How to complete this task. A single count is required: the lines of the data below in which the word "paylaş" occurs.

Dataset excerpts:
———

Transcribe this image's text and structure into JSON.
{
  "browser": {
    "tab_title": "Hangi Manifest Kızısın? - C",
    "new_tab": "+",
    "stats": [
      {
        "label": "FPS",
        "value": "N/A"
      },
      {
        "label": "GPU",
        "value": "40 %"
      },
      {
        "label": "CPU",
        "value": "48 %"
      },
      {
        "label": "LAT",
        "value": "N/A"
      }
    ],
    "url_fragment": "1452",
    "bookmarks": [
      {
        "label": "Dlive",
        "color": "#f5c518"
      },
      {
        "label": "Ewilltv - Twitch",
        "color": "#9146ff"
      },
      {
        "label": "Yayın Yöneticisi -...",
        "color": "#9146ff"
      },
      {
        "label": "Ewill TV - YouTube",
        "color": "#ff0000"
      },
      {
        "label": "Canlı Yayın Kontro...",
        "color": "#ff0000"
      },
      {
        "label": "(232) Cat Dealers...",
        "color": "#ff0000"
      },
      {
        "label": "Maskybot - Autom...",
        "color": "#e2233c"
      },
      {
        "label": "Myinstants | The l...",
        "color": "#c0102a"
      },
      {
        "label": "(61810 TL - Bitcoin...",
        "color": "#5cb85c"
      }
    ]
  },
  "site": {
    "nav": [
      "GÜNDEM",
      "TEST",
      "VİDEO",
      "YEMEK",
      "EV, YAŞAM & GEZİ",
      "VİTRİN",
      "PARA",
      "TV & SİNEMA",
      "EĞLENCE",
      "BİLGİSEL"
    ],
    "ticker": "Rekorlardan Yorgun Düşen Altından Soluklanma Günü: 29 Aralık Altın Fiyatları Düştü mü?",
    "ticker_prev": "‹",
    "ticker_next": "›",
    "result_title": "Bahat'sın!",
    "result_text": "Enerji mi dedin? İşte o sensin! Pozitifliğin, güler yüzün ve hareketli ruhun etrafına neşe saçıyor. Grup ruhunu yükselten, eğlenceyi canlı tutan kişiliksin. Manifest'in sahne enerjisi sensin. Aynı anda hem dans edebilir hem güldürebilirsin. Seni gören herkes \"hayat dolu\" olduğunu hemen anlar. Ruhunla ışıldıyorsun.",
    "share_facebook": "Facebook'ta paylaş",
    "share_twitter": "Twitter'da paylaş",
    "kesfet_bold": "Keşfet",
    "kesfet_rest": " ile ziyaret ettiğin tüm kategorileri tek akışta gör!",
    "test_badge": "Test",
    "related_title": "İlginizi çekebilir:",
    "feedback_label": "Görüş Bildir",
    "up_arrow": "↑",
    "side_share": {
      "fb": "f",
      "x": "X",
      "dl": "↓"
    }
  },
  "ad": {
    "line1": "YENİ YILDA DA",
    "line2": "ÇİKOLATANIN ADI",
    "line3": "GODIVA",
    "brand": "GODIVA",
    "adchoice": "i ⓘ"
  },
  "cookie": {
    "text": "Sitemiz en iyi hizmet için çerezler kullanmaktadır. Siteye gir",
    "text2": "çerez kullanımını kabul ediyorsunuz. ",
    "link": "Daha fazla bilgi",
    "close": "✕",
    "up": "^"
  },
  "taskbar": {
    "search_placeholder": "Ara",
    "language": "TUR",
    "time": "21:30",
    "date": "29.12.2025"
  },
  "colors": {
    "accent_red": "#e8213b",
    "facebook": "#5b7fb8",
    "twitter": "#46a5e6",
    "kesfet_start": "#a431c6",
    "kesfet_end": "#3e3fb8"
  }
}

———

Result. 2